WHAT THE EXERCISE ASKS:
Reproduce all of the data that follows, character for character.

DATA UNDER STUDY:
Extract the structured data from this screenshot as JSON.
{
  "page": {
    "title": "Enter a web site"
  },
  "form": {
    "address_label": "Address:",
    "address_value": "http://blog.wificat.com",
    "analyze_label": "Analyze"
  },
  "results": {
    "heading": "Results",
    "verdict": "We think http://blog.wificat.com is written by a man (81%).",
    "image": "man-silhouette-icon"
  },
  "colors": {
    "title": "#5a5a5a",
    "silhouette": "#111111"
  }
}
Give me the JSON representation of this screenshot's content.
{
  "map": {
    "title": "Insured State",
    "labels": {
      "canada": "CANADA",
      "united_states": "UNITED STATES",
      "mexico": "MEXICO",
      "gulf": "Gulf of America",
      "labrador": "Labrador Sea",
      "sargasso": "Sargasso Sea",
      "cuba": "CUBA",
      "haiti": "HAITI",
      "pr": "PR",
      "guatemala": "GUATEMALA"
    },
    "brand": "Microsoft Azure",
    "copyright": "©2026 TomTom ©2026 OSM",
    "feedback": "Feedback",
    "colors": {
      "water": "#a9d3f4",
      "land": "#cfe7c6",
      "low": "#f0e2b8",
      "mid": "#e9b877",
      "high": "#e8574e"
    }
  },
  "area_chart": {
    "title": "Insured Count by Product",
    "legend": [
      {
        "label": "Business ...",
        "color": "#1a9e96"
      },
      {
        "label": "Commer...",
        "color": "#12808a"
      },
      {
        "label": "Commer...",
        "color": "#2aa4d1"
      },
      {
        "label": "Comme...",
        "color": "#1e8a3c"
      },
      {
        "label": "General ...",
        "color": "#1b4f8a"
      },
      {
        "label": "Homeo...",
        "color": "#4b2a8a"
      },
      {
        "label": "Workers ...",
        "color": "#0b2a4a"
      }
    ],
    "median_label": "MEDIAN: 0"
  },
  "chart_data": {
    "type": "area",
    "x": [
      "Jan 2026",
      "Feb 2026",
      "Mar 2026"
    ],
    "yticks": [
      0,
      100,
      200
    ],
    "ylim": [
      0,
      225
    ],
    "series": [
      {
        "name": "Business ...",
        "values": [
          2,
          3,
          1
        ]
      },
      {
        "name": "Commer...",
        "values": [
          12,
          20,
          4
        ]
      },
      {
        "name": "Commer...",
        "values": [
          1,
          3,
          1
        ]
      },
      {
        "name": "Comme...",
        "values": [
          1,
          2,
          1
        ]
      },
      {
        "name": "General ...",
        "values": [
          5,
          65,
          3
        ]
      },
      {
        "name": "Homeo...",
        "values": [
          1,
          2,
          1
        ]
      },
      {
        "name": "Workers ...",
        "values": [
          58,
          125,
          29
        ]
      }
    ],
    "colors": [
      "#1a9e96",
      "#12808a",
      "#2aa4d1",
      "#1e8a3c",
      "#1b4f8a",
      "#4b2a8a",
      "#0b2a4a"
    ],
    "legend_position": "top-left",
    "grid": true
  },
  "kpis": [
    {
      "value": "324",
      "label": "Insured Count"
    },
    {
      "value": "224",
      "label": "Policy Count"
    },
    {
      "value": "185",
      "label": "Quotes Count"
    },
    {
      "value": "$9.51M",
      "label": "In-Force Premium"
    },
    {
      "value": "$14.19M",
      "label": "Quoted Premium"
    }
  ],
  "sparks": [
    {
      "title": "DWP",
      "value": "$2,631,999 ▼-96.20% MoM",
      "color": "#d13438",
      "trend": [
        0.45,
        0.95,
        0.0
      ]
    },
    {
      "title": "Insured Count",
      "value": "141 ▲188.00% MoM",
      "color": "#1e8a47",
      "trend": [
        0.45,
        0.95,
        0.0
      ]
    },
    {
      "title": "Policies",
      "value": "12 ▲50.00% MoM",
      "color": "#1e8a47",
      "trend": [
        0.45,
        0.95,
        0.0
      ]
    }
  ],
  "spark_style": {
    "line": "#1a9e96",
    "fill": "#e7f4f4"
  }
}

SOLUTION TO THIS EXERCISE:
Extract the structured data from this screenshot as JSON.
{
  "page": {
    "title": "Enter a web site"
  },
  "form": {
    "address_label": "Address:",
    "address_value": "http://blog.wificat.com",
    "analyze_label": "Analyze"
  },
  "results": {
    "heading": "Results",
    "verdict": "We think http://blog.wificat.com is written by a man (81%).",
    "image": "man-silhouette-icon"
  },
  "colors": {
    "title": "#5a5a5a",
    "silhouette": "#111111"
  }
}
Give me the JSON representation of this screenshot's content.
{
  "map": {
    "title": "Insured State",
    "labels": {
      "canada": "CANADA",
      "united_states": "UNITED STATES",
      "mexico": "MEXICO",
      "gulf": "Gulf of America",
      "labrador": "Labrador Sea",
      "sargasso": "Sargasso Sea",
      "cuba": "CUBA",
      "haiti": "HAITI",
      "pr": "PR",
      "guatemala": "GUATEMALA"
    },
    "brand": "Microsoft Azure",
    "copyright": "©2026 TomTom ©2026 OSM",
    "feedback": "Feedback",
    "colors": {
      "water": "#a9d3f4",
      "land": "#cfe7c6",
      "low": "#f0e2b8",
      "mid": "#e9b877",
      "high": "#e8574e"
    }
  },
  "area_chart": {
    "title": "Insured Count by Product",
    "legend": [
      {
        "label": "Business ...",
        "color": "#1a9e96"
      },
      {
        "label": "Commer...",
        "color": "#12808a"
      },
      {
        "label": "Commer...",
        "color": "#2aa4d1"
      },
      {
        "label": "Comme...",
        "color": "#1e8a3c"
      },
      {
        "label": "General ...",
        "color": "#1b4f8a"
      },
      {
        "label": "Homeo...",
        "color": "#4b2a8a"
      },
      {
        "label": "Workers ...",
        "color": "#0b2a4a"
      }
    ],
    "median_label": "MEDIAN: 0"
  },
  "chart_data": {
    "type": "area",
    "x": [
      "Jan 2026",
      "Feb 2026",
      "Mar 2026"
    ],
    "yticks": [
      0,
      100,
      200
    ],
    "ylim": [
      0,
      225
    ],
    "series": [
      {
        "name": "Business ...",
        "values": [
          2,
          3,
          1
        ]
      },
      {
        "name": "Commer...",
        "values": [
          12,
          20,
          4
        ]
      },
      {
        "name": "Commer...",
        "values": [
          1,
          3,
          1
        ]
      },
      {
        "name": "Comme...",
        "values": [
          1,
          2,
          1
        ]
      },
      {
        "name": "General ...",
        "values": [
          5,
          65,
          3
        ]
      },
      {
        "name": "Homeo...",
        "values": [
          1,
          2,
          1
        ]
      },
      {
        "name": "Workers ...",
        "values": [
          58,
          125,
          29
        ]
      }
    ],
    "colors": [
      "#1a9e96",
      "#12808a",
      "#2aa4d1",
      "#1e8a3c",
      "#1b4f8a",
      "#4b2a8a",
      "#0b2a4a"
    ],
    "legend_position": "top-left",
    "grid": true
  },
  "kpis": [
    {
      "value": "324",
      "label": "Insured Count"
    },
    {
      "value": "224",
      "label": "Policy Count"
    },
    {
      "value": "185",
      "label": "Quotes Count"
    },
    {
      "value": "$9.51M",
      "label": "In-Force Premium"
    },
    {
      "value": "$14.19M",
      "label": "Quoted Premium"
    }
  ],
  "sparks": [
    {
      "title": "DWP",
      "value": "$2,631,999 ▼-96.20% MoM",
      "color": "#d13438",
      "trend": [
        0.45,
        0.95,
        0.0
      ]
    },
    {
      "title": "Insured Count",
      "value": "141 ▲188.00% MoM",
      "color": "#1e8a47",
      "trend": [
        0.45,
        0.95,
        0.0
      ]
    },
    {
      "title": "Policies",
      "value": "12 ▲50.00% MoM",
      "color": "#1e8a47",
      "trend": [
        0.45,
        0.95,
        0.0
      ]
    }
  ],
  "spark_style": {
    "line": "#1a9e96",
    "fill": "#e7f4f4"
  }
}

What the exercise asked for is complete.